As a graduate of the University of Pennsylvania and Syracuse law school, Biden at 36 has spent seven years in the U.S. Justice Department, including five years as a federal prosecutor in Philadelphia, and now practices law at the Wilmington firm of Bifferato Gentilotti & Biden. He is also about to make captain in the Delaware Army National Guard.

With all of the buildup, surely his keynote speech counts as a political debut? "People can draw their own conclusions," Biden said.

Gebelein enlists in the drug war 

Even on military duty in Afghanistan, Superior Court Judge Richard S. Gebelein finds himself working against drug trafficking at home. He is part of an effort to combine law enforcement and economic development to deter farmers from growing poppies used in the opium/heroin trade. 

In a sense, the assignment is a return to Gebelein’s own past. Before he became a judge in 1984, he was an attorney general, elected to a single four-year term as a Republican in 1978. 

Gebelein left in August for what is expected to be a yearlong tour as an army colonel in the Judge Advocate General’s Corps. In e-mail to Delaware Grapevine from his e-address at, he described some of the actions that the coalition forces, with the United Kingdom taking the lead, are employing against the poppy crop. 

“Given recent evidence that Afghan heroin is reaching the East Coast, it might be of interest to Delawareans to learn a little bit about what is going on,” Gebelein wrote. “The facts that I will discuss are public knowledge and not in any respect classified.” 

One problem to overcome was simple economics. “A traditional farmer may make $4 a day through hard work. That same farmer can make $12 a day growing poppies. The farmer cannot usually get credit to buy seed to grow a traditional crop. The opium dealers will lend the farmer money to buy seeds for poppies,” Gebelein wrote. 

There was an effort to buy up the poppy crop, but it did not work. The growers were poor but not stupid. “The farmers quickly realized that by growing more poppies, they could sell both to the government and the opium dealers. Indeed, the area of ground used for poppies increased by 260 percent,” Gebelein wrote. 

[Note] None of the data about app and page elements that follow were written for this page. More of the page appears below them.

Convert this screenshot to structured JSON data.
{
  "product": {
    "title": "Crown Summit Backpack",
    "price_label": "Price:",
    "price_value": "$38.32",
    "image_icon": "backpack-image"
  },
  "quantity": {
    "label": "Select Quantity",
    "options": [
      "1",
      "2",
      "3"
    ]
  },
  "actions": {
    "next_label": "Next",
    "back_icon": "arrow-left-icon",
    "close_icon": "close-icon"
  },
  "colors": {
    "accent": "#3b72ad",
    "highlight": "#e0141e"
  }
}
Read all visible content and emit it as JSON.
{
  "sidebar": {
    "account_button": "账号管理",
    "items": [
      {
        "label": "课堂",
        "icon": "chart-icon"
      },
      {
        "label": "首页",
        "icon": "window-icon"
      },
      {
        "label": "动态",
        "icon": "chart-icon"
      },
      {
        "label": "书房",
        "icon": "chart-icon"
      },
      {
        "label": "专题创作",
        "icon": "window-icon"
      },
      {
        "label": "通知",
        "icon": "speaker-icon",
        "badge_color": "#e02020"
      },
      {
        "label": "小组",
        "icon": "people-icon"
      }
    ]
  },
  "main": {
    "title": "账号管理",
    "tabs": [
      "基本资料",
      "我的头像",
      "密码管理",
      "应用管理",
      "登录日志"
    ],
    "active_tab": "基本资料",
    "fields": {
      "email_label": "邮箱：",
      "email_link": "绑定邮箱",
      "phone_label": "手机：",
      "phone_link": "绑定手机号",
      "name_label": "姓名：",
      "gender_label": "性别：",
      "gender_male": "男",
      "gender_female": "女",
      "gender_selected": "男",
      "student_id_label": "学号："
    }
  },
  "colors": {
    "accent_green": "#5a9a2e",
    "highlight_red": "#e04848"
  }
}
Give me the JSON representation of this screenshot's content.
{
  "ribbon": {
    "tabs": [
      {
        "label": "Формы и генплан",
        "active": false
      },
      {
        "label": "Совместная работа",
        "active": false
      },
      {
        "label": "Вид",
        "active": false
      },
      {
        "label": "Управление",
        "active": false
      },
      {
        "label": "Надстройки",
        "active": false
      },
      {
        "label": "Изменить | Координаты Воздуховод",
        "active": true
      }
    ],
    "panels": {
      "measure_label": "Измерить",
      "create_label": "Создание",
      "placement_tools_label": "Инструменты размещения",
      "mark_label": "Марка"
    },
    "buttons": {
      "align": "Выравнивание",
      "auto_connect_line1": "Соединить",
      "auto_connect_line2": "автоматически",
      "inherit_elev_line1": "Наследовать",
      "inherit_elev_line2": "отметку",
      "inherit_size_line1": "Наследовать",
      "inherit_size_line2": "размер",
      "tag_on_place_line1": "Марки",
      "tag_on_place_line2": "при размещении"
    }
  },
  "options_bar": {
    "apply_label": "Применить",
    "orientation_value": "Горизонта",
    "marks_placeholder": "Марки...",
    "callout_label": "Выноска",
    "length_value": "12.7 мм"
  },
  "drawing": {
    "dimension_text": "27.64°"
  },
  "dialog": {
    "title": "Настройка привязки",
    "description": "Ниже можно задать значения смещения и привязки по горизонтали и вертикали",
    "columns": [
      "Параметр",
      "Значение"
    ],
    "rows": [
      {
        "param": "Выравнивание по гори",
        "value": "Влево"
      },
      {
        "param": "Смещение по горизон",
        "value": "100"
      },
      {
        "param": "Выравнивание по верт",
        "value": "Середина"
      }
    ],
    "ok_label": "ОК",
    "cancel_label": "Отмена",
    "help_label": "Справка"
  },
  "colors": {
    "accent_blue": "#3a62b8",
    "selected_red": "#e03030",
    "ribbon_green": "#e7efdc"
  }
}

Another problem was corruption in the local criminal justice system. “Evidence had a tendency to disappear, and police guards making less than $30 per month were suspect. Likewise, both prosecutors and judges were suspected of collusion,” Gebelein wrote. 

Clearly a new strategy was called for. The U.S. and U.K. pumped several hundreds of millions of dollars in economic development last year into the provinces with the highest poppy production and also retooled the law enforcement. 

“The program hires thousands of local Afghans to work on public projects such as irrigation canals, roads, etc. It makes provinces have better access to markets for legitimate goods. It is coordinated with an eradication program using additional Afghans protected by police to manually destroy poppy fields,” Gebelein wrote. 

“The program also included the creation of a special task force of counter-narcotics police, special saranwali (prosecutors) and special judges selected for their honesty. The task force was given special training and will be involved in the prosecution and trial of mid- to high-level narcotics figures. The group has been called ‘the untouchables.’” 

Furthermore, the Afghan government made clear that provincial governors would be evaluated on eradication efforts, and the chief justice of the Afghan Supreme Court issued a Fatwah, or religious decree, against the narcotics trade. 

“That Fatwah is to be posted in every mosque in Afghanistan,” Gebelein wrote. “The strong condemnation of the drug trade by religious leaders is a tremendous factor in this Islamic nation. It provides the counter-narcotics forces a weapon not available in many other narcotic-producing areas.” 

Poppy cultivation is down, but Gebelein believes it is too soon to tell whether the anti-drug efforts will have long-term success. 

“I have enjoyed working with our coalition partners as this strategy has been evolving,” he wrote. “I have also been impressed with the dedication of the counter-narcotics police and other Afghans involved in this effort. I believe that may Afghans now perceive that the opium trade is a real danger to the survival of their nation.”